Though Amerson has a very intriguing skill set, 2012 highlighted areas of concern for the undeclared junior. Does Amerson have the foot speed to keep up deep down the field against the likes of a Mike Wallace or a Torrey Smith, two bonafide NFL deep threats? I’m not sure. I saw him loose his fair share of races this year which could point to a lack of foot speed as well as issues with flipping his hips fluidly and explosively kicking vertical from a back-pedaling position. This will be an area highly critiqued by scouts through the draft process if he so decides to declare.
The combine will send him through a series of defensive back drills that test hip flection, burst out of cuts as well as ball skills where he should shine. He must prove that he has enough straight-line speed to cover deep, preferably running in the high 4.4 to 4.50 range. If he runs a 4.6 or above, look for him to be projected as a free safety at the next level which could turn out to be a more natural fit for him since he loves to sit back, route read and jump patterns like a Darren Sharper who wasn’t the best man to man defender, but carved out a Hall Of Fame worthy career of jumping throws through his route recognition.
While Amersons vision on the quarterback is a clear asset, it also exposes him to double moves and play action fakes that enabled receivers to get behind him for big plays. We see it with Asante all the time, he returns an interception for 6, then gives up a touchdown on a double move where his instincts are used against him, a gift and a curse. Another question mark swirling around Amerson is his ability to play press-man coverage. On 3rd and medium to short, defensive coordinators often ask their corners to get directly in the faces of the wide receivers and win at the line of scrimmage.
With NC State playing a heavily zone based defensive scheme, Amerson was almost never asked to take his vision away from the quarterback or to go and eliminate a wide receiver at the line of scrimmage. He would be stripped of his instincts if he couldn’t face and read the quarterback. Press-man coverage puts your direct vision on the wide receiver and is much more demanding physically, trust me. He’ll likely be coveted by zone principled defenses where his skills are a premium.
Off the field, he has one minor blemish. He was under investigation early this year for improper contact with Erick Leak, a disassociated booster and former wide receiver for the Wolfpack from 1997-2000 who has provided prominent NC State players with benefits in the past, including future NBA draft pick CJ Leslie who served a 3 game suspension last year. Though he’ll likely have to answer those questions during the combines interview process, don’t look for this to have much value on when he is selected.
Many feel that David Amersons draft stock took a major hit this season, but if we take a look at his numbers from this year, we still see a highly productive player. 54 tackles, 5 interceptions with one returned for a score and 16 passes defensed is not a bad year by any means.
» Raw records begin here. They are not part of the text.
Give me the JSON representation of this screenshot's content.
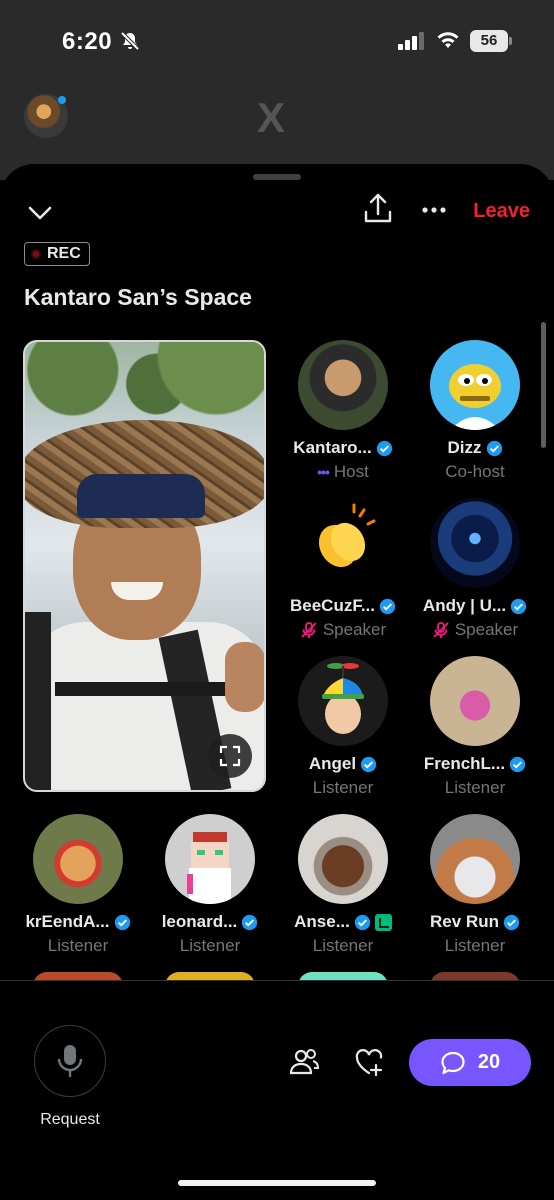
{
  "status_bar": {
    "time": "6:20",
    "battery": "56"
  },
  "background_app": {
    "logo": "X"
  },
  "header": {
    "leave_label": "Leave",
    "rec_label": "REC",
    "title": "Kantaro San’s Space"
  },
  "participants": [
    {
      "name": "Kantaro...",
      "role": "Host",
      "verified": true
    },
    {
      "name": "Dizz",
      "role": "Co-host",
      "verified": true
    },
    {
      "name": "BeeCuzF...",
      "role": "Speaker",
      "verified": true,
      "muted": true
    },
    {
      "name": "Andy | U...",
      "role": "Speaker",
      "verified": true,
      "muted": true
    },
    {
      "name": "Angel",
      "role": "Listener",
      "verified": true
    },
    {
      "name": "FrenchL...",
      "role": "Listener",
      "verified": true
    },
    {
      "name": "krEendA...",
      "role": "Listener",
      "verified": true
    },
    {
      "name": "leonard...",
      "role": "Listener",
      "verified": true
    },
    {
      "name": "Anse...",
      "role": "Listener",
      "verified": true,
      "extra_badge": "green-tag"
    },
    {
      "name": "Rev Run",
      "role": "Listener",
      "verified": true
    }
  ],
  "bottom_bar": {
    "request_label": "Request",
    "chat_count": "20"
  },
  "colors": {
    "accent": "#7856ff",
    "leave": "#f4212e",
    "verified": "#1d9bf0",
    "muted_mic": "#f91880",
    "muted_text": "#71767b"
  }
}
He and his former head coach Tom O’Brien both agreed that Amerson abandoned areas of technique in his game in order to make every play out there. 2012 showed us that Amerson does indeed have that unique quality found in every great defensive back, amnesia.
We saw Amerson continue to play with the same competitive edge that made him a finalist for the Jim Thorpe Award a year ago amidst some early troubles. In the NFL, there will always be room on a roster for a pass defender who carries around the play making ability and optimism that Amerson does. Scouts will get one more opportunity to see Amerson in live action on New Years Eve when the Wolfpack face the Vanderbilt Commodores in the Music City Bowl. He has not declared yet, but look for Amerson to play his final game in Wolfpack red before turning his attention to the NFL Draft process. Don’t give up on Amerson.